For the first time since 2013, there is potential for corn to represent the highest planted acreage in the United States. This has left agriculturalists wondering what’s going on and why this is happening when corn prices are where they are.
Over the past couple of weeks, there has been significant discussion over the USDA’s Prospective Plantings Report, which estimated corn acres were increased by an approximated 3.7 million acres to 93.6 total million for the coming year. That is up 6% from last year! This has many farmers scratching their heads because corn is more expensive to plant and farmers could lose some money if things don’t go as planned. So, ultimately, what caused farmers to take this risk? Was it because of crop rotation? Is it just time for corn? Is something huge about to happen?
Patrick Holland, a team sales representative of Beck’s Hybrids from Western Illinois says, “Many of the opinions were that even with corn nearing $3.50, there was much more confidence in their [farmers] ability to raise a good corn crop and have certainty they could get closer to breaking even, and hopefully making a little profit this upcoming growing season.” Holland adds, “Corn yields have continued to trend upwards quite drastically, compared to where we have seen soybeans get to over the last 20 years. Across the industry, soybeans have been much more volatile, and the certainty is just not quite there like corn. Soybean yields have seen different bumps with some new technologies, but at $9 or $9.50 beans the margins are just that much tighter than corn.”
Kenton Carley, a corn and soybeans farmer in Eastern Illinois, says that he actually is planting more soybeans this year than normal. He adds that this is mainly because of crop rotation, but also sees less of a risk going into the planting season.“Planting corn is definitely more risky,” states Carley. “However, the reward could be greater with corn. It’s a changing game as it’s played out. The potential is there, but things can change very fast, so I am going to limit as much risk as possible.”
When it comes to spring planting, it is ultimately up to the farmer and what he feels is best for his region and making a profit. Most of the time, this decision is based on crop rotations, but sometimes farmers have to make the tough decisions. As Holland puts it, “Being able to focus on doing the right things, becoming more efficient where possible, and not giving up on yield is where most farmers believed they wanted to put their eggs.” The Prospective Plantings Report may not be what was expected, but we can rest assured that farmers everywhere will be working hard this season to ensure a safe and abundant food supply, no matter what the crop is.

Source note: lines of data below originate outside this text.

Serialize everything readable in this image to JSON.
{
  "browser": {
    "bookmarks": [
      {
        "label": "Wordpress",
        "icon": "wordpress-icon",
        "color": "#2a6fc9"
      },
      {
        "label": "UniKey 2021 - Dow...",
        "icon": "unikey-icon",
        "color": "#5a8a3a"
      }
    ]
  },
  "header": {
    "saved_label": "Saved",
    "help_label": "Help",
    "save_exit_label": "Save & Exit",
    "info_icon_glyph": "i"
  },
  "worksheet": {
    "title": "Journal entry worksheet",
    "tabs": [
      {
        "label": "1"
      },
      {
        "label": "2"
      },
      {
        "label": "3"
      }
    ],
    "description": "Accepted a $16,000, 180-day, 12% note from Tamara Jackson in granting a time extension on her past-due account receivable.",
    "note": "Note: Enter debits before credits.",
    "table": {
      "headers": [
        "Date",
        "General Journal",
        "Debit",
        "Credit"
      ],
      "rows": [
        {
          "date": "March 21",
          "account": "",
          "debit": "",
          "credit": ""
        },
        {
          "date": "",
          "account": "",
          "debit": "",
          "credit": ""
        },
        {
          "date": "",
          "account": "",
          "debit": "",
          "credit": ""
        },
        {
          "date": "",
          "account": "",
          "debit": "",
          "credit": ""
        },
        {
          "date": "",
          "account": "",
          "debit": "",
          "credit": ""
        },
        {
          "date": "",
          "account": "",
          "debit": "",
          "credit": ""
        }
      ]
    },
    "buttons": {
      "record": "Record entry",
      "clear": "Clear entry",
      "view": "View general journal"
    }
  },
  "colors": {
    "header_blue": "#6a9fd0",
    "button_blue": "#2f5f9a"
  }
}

To find the complete Prospective Plantings Report, click here.
University of Illinois